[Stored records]
┌────────

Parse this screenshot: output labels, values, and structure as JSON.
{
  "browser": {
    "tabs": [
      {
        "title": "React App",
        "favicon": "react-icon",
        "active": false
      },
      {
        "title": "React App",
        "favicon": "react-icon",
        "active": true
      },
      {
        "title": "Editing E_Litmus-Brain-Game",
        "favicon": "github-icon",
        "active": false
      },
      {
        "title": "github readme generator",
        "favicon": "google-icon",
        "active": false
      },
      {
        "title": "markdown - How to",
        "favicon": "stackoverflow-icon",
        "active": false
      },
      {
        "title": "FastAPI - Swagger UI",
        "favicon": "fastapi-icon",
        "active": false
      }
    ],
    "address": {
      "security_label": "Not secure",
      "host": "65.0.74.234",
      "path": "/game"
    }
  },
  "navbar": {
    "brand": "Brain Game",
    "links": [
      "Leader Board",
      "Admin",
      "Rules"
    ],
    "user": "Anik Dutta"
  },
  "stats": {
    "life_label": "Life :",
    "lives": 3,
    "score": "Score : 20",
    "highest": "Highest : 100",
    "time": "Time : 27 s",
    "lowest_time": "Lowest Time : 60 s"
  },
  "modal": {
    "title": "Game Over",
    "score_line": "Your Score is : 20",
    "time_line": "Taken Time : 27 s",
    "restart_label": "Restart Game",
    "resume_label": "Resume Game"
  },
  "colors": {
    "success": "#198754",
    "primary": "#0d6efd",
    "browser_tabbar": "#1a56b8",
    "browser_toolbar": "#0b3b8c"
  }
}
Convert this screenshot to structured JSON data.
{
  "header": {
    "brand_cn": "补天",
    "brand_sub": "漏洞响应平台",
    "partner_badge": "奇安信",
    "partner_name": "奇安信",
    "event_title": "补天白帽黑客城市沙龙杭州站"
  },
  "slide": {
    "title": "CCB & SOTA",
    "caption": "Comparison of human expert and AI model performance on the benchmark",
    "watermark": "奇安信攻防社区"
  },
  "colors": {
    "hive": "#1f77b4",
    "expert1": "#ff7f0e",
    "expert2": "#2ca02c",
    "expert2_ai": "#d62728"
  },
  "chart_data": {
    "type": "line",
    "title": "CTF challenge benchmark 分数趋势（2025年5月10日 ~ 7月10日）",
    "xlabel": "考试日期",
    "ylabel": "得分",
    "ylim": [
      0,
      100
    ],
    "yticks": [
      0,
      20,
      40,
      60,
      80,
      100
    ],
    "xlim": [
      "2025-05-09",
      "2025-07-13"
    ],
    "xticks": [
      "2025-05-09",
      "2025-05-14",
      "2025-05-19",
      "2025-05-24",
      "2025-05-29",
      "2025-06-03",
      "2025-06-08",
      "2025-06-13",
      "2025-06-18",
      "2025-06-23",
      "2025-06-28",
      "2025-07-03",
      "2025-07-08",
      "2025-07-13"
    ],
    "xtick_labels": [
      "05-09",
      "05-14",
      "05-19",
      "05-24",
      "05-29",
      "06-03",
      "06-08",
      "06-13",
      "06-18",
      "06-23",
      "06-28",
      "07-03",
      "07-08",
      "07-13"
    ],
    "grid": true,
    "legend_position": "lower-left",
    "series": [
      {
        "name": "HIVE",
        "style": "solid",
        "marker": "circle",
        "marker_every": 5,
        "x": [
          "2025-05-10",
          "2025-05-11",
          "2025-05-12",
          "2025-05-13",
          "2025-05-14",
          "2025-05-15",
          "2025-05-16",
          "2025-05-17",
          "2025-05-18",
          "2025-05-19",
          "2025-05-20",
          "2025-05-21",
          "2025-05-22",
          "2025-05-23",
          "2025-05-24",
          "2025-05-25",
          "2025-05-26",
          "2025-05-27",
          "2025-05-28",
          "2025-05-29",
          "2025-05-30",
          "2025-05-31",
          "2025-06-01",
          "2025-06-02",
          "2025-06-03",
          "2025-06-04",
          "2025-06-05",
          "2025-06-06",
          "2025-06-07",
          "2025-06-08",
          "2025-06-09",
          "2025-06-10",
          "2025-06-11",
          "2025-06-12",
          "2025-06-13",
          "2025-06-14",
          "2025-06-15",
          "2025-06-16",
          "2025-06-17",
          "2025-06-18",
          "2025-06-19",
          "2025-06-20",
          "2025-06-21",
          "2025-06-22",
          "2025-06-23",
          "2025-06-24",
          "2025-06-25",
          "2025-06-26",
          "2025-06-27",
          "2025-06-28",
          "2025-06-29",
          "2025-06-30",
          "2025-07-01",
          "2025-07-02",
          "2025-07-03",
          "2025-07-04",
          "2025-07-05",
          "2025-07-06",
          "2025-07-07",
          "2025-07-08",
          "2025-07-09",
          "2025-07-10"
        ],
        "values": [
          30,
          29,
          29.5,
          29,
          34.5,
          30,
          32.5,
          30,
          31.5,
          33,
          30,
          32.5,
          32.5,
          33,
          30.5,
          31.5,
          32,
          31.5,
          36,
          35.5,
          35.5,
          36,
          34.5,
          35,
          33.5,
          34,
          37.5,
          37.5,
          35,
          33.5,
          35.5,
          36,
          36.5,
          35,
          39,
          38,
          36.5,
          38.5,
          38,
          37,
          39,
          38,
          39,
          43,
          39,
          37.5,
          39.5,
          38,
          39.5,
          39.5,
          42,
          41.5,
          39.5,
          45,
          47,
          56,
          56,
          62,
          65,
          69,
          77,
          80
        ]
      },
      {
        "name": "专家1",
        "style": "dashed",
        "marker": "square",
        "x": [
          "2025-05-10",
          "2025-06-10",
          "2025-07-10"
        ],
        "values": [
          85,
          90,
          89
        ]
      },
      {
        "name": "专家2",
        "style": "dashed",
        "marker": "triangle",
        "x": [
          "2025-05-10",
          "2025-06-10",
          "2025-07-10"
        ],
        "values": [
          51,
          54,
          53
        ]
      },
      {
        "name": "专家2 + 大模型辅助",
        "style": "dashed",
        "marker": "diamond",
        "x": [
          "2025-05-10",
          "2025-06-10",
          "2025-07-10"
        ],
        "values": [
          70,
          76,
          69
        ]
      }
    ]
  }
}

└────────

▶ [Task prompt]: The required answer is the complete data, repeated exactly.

▶ [Written solution]:
Parse this screenshot: output labels, values, and structure as JSON.
{
  "browser": {
    "tabs": [
      {
        "title": "React App",
        "favicon": "react-icon",
        "active": false
      },
      {
        "title": "React App",
        "favicon": "react-icon",
        "active": true
      },
      {
        "title": "Editing E_Litmus-Brain-Game",
        "favicon": "github-icon",
        "active": false
      },
      {
        "title": "github readme generator",
        "favicon": "google-icon",
        "active": false
      },
      {
        "title": "markdown - How to",
        "favicon": "stackoverflow-icon",
        "active": false
      },
      {
        "title": "FastAPI - Swagger UI",
        "favicon": "fastapi-icon",
        "active": false
      }
    ],
    "address": {
      "security_label": "Not secure",
      "host": "65.0.74.234",
      "path": "/game"
    }
  },
  "navbar": {
    "brand": "Brain Game",
    "links": [
      "Leader Board",
      "Admin",
      "Rules"
    ],
    "user": "Anik Dutta"
  },
  "stats": {
    "life_label": "Life :",
    "lives": 3,
    "score": "Score : 20",
    "highest": "Highest : 100",
    "time": "Time : 27 s",
    "lowest_time": "Lowest Time : 60 s"
  },
  "modal": {
    "title": "Game Over",
    "score_line": "Your Score is : 20",
    "time_line": "Taken Time : 27 s",
    "restart_label": "Restart Game",
    "resume_label": "Resume Game"
  },
  "colors": {
    "success": "#198754",
    "primary": "#0d6efd",
    "browser_tabbar": "#1a56b8",
    "browser_toolbar": "#0b3b8c"
  }
}
Convert this screenshot to structured JSON data.
{
  "header": {
    "brand_cn": "补天",
    "brand_sub": "漏洞响应平台",
    "partner_badge": "奇安信",
    "partner_name": "奇安信",
    "event_title": "补天白帽黑客城市沙龙杭州站"
  },
  "slide": {
    "title": "CCB & SOTA",
    "caption": "Comparison of human expert and AI model performance on the benchmark",
    "watermark": "奇安信攻防社区"
  },
  "colors": {
    "hive": "#1f77b4",
    "expert1": "#ff7f0e",
    "expert2": "#2ca02c",
    "expert2_ai": "#d62728"
  },
  "chart_data": {
    "type": "line",
    "title": "CTF challenge benchmark 分数趋势（2025年5月10日 ~ 7月10日）",
    "xlabel": "考试日期",
    "ylabel": "得分",
    "ylim": [
      0,
      100
    ],
    "yticks": [
      0,
      20,
      40,
      60,
      80,
      100
    ],
    "xlim": [
      "2025-05-09",
      "2025-07-13"
    ],
    "xticks": [
      "2025-05-09",
      "2025-05-14",
      "2025-05-19",
      "2025-05-24",
      "2025-05-29",
      "2025-06-03",
      "2025-06-08",
      "2025-06-13",
      "2025-06-18",
      "2025-06-23",
      "2025-06-28",
      "2025-07-03",
      "2025-07-08",
      "2025-07-13"
    ],
    "xtick_labels": [
      "05-09",
      "05-14",
      "05-19",
      "05-24",
      "05-29",
      "06-03",
      "06-08",
      "06-13",
      "06-18",
      "06-23",
      "06-28",
      "07-03",
      "07-08",
      "07-13"
    ],
    "grid": true,
    "legend_position": "lower-left",
    "series": [
      {
        "name": "HIVE",
        "style": "solid",
        "marker": "circle",
        "marker_every": 5,
        "x": [
          "2025-05-10",
          "2025-05-11",
          "2025-05-12",
          "2025-05-13",
          "2025-05-14",
          "2025-05-15",
          "2025-05-16",
          "2025-05-17",
          "2025-05-18",
          "2025-05-19",
          "2025-05-20",
          "2025-05-21",
          "2025-05-22",
          "2025-05-23",
          "2025-05-24",
          "2025-05-25",
          "2025-05-26",
          "2025-05-27",
          "2025-05-28",
          "2025-05-29",
          "2025-05-30",
          "2025-05-31",
          "2025-06-01",
          "2025-06-02",
          "2025-06-03",
          "2025-06-04",
          "2025-06-05",
          "2025-06-06",
          "2025-06-07",
          "2025-06-08",
          "2025-06-09",
          "2025-06-10",
          "2025-06-11",
          "2025-06-12",
          "2025-06-13",
          "2025-06-14",
          "2025-06-15",
          "2025-06-16",
          "2025-06-17",
          "2025-06-18",
          "2025-06-19",
          "2025-06-20",
          "2025-06-21",
          "2025-06-22",
          "2025-06-23",
          "2025-06-24",
          "2025-06-25",
          "2025-06-26",
          "2025-06-27",
          "2025-06-28",
          "2025-06-29",
          "2025-06-30",
          "2025-07-01",
          "2025-07-02",
          "2025-07-03",
          "2025-07-04",
          "2025-07-05",
          "2025-07-06",
          "2025-07-07",
          "2025-07-08",
          "2025-07-09",
          "2025-07-10"
        ],
        "values": [
          30,
          29,
          29.5,
          29,
          34.5,
          30,
          32.5,
          30,
          31.5,
          33,
          30,
          32.5,
          32.5,
          33,
          30.5,
          31.5,
          32,
          31.5,
          36,
          35.5,
          35.5,
          36,
          34.5,
          35,
          33.5,
          34,
          37.5,
          37.5,
          35,
          33.5,
          35.5,
          36,
          36.5,
          35,
          39,
          38,
          36.5,
          38.5,
          38,
          37,
          39,
          38,
          39,
          43,
          39,
          37.5,
          39.5,
          38,
          39.5,
          39.5,
          42,
          41.5,
          39.5,
          45,
          47,
          56,
          56,
          62,
          65,
          69,
          77,
          80
        ]
      },
      {
        "name": "专家1",
        "style": "dashed",
        "marker": "square",
        "x": [
          "2025-05-10",
          "2025-06-10",
          "2025-07-10"
        ],
        "values": [
          85,
          90,
          89
        ]
      },
      {
        "name": "专家2",
        "style": "dashed",
        "marker": "triangle",
        "x": [
          "2025-05-10",
          "2025-06-10",
          "2025-07-10"
        ],
        "values": [
          51,
          54,
          53
        ]
      },
      {
        "name": "专家2 + 大模型辅助",
        "style": "dashed",
        "marker": "diamond",
        "x": [
          "2025-05-10",
          "2025-06-10",
          "2025-07-10"
        ],
        "values": [
          70,
          76,
          69
        ]
      }
    ]
  }
}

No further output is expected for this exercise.